§ The task
Please say how many lines in the material include the string "JSON", and nothing else.

§ Exercise data

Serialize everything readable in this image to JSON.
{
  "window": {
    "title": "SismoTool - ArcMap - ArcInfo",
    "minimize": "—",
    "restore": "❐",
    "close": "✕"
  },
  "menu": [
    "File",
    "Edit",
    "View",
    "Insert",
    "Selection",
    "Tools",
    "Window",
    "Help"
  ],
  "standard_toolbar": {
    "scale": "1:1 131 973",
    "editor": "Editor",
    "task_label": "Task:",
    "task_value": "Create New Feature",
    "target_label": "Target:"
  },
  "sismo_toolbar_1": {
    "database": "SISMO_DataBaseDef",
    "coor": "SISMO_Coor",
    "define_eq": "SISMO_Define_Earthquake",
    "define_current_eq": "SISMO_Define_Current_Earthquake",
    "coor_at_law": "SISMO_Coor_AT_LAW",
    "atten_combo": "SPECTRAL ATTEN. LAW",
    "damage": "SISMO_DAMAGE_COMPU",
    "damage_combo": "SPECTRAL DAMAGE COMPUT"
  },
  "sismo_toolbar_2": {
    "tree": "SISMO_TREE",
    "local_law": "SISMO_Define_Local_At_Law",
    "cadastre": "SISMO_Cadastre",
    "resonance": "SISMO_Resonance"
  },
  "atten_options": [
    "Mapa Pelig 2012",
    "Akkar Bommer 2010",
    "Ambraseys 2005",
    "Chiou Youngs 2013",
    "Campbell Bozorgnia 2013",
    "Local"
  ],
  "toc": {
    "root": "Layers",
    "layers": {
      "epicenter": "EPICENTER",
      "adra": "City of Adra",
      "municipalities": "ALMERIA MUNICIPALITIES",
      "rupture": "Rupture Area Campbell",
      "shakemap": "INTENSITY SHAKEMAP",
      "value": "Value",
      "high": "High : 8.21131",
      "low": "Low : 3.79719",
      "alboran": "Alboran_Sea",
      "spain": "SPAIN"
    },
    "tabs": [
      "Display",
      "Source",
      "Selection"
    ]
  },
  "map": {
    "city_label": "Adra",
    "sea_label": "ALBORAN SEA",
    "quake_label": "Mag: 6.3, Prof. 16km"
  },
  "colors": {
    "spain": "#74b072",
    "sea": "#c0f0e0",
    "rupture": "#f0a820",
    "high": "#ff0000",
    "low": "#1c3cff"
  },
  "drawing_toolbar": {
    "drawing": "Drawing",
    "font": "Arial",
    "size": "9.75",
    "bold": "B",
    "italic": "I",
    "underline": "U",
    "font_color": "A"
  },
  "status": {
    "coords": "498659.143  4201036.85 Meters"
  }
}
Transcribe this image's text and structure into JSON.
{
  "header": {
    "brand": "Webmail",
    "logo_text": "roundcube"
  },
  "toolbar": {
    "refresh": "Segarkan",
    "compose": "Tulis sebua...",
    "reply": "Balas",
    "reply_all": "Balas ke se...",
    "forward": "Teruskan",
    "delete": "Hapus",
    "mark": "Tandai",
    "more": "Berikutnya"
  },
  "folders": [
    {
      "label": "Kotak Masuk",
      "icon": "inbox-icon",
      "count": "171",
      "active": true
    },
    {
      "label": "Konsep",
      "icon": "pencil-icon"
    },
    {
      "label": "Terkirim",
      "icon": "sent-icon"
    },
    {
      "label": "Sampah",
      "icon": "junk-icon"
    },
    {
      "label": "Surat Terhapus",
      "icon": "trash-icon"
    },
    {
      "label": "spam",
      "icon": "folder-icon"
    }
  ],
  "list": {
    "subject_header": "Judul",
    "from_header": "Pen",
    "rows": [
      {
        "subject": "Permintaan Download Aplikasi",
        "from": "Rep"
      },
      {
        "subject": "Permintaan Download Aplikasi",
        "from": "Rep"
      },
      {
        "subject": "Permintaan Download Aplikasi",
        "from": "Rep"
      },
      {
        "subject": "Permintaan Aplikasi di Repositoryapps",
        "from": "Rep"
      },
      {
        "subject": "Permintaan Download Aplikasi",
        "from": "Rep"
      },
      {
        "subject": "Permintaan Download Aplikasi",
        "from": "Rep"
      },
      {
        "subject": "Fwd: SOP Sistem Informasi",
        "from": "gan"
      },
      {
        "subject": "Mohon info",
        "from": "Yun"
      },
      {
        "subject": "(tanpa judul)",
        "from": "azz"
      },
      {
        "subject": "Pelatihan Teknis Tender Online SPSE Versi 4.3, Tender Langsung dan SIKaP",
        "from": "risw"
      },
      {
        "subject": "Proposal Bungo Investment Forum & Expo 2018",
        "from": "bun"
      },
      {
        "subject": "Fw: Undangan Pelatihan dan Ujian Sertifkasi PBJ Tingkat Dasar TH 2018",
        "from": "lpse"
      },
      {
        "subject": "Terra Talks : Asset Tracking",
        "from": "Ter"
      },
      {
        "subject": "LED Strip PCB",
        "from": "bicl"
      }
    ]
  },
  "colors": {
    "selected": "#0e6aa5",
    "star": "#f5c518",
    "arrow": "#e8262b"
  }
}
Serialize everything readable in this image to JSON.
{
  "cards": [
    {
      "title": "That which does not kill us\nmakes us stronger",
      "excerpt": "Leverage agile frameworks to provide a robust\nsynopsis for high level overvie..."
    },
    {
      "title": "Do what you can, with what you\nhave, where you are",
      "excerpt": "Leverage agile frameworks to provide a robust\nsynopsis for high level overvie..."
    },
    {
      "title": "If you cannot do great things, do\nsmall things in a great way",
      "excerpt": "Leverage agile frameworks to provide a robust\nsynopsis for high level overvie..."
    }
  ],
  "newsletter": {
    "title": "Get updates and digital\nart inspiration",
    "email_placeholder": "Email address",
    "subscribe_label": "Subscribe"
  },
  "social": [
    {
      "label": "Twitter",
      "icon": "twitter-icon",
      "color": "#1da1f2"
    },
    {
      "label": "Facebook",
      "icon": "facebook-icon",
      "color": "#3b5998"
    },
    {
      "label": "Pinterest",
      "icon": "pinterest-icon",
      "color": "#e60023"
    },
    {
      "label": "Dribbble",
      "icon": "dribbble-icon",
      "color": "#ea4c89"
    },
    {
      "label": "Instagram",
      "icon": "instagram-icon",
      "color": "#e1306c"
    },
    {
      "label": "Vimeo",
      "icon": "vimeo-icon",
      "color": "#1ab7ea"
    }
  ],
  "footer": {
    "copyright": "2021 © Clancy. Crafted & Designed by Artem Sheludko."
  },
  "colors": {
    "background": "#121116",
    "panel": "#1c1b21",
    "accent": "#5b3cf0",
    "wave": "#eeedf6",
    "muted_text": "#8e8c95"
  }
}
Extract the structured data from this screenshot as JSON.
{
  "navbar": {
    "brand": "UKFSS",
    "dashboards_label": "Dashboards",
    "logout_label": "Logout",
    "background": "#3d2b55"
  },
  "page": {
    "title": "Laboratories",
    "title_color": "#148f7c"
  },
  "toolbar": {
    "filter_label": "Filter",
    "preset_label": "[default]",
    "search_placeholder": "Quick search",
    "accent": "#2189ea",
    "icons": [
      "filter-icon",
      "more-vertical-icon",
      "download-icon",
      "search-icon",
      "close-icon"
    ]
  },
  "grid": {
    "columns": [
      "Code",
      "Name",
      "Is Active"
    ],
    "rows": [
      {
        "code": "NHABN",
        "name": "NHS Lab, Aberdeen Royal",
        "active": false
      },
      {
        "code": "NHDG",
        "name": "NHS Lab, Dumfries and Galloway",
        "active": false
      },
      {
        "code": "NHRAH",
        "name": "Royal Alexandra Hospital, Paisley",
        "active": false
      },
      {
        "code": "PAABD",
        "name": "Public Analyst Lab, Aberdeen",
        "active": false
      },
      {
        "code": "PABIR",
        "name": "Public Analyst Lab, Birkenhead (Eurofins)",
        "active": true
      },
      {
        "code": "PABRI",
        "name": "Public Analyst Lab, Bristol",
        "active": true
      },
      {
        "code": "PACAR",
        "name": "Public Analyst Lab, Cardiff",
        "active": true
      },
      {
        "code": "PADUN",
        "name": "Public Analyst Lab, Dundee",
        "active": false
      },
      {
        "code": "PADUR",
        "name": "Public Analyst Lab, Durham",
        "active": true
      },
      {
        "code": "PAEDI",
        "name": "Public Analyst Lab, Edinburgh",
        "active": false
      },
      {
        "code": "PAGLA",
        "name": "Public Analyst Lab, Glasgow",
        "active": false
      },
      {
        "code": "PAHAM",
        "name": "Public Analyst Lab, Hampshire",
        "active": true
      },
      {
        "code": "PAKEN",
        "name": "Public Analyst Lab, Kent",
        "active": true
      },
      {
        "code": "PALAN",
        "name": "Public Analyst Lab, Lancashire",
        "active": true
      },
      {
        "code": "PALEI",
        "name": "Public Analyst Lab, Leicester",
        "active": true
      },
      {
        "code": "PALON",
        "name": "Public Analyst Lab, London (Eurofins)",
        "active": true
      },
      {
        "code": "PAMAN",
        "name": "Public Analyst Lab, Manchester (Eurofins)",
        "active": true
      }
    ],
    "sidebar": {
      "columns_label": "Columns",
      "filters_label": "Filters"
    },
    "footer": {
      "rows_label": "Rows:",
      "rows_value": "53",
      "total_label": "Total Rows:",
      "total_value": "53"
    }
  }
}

§ Written solution
4